ACTION ITEM - The entries below should be quoted exactly, with no pictures carried over.

(Records excerpted from a collection)
= = = = = = =

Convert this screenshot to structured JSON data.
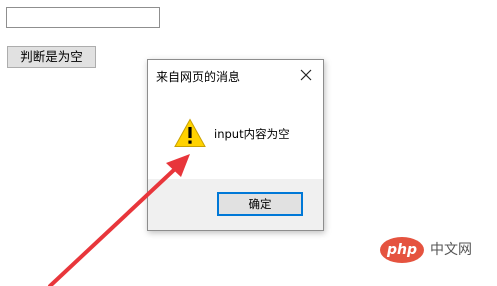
{
  "page": {
    "input_value": "",
    "check_button_label": "判断是为空"
  },
  "dialog": {
    "title": "来自网页的消息",
    "close_glyph": "✕",
    "icon": "warning-icon",
    "message": "input内容为空",
    "ok_label": "确定",
    "accent_color": "#0078d7"
  },
  "annotation": {
    "arrow_color": "#e8363b"
  },
  "watermark": {
    "logo_text": "php",
    "site_text": "中文网",
    "logo_color": "#e5533f"
  }
}
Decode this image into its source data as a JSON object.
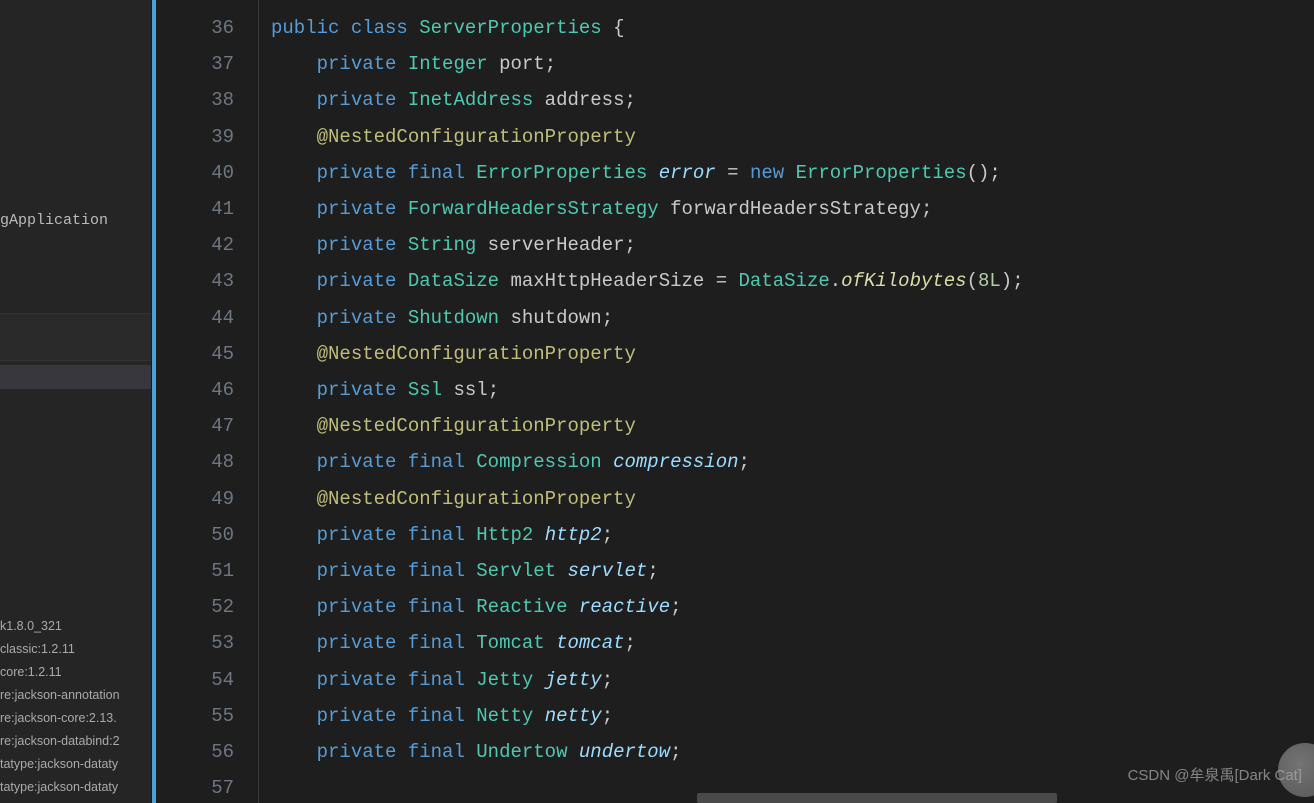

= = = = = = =

TASK RESULT -
Convert this screenshot to structured JSON data.
{
  "page": {
    "input_value": "",
    "check_button_label": "判断是为空"
  },
  "dialog": {
    "title": "来自网页的消息",
    "close_glyph": "✕",
    "icon": "warning-icon",
    "message": "input内容为空",
    "ok_label": "确定",
    "accent_color": "#0078d7"
  },
  "annotation": {
    "arrow_color": "#e8363b"
  },
  "watermark": {
    "logo_text": "php",
    "site_text": "中文网",
    "logo_color": "#e5533f"
  }
}
Decode this image into its source data as a JSON object.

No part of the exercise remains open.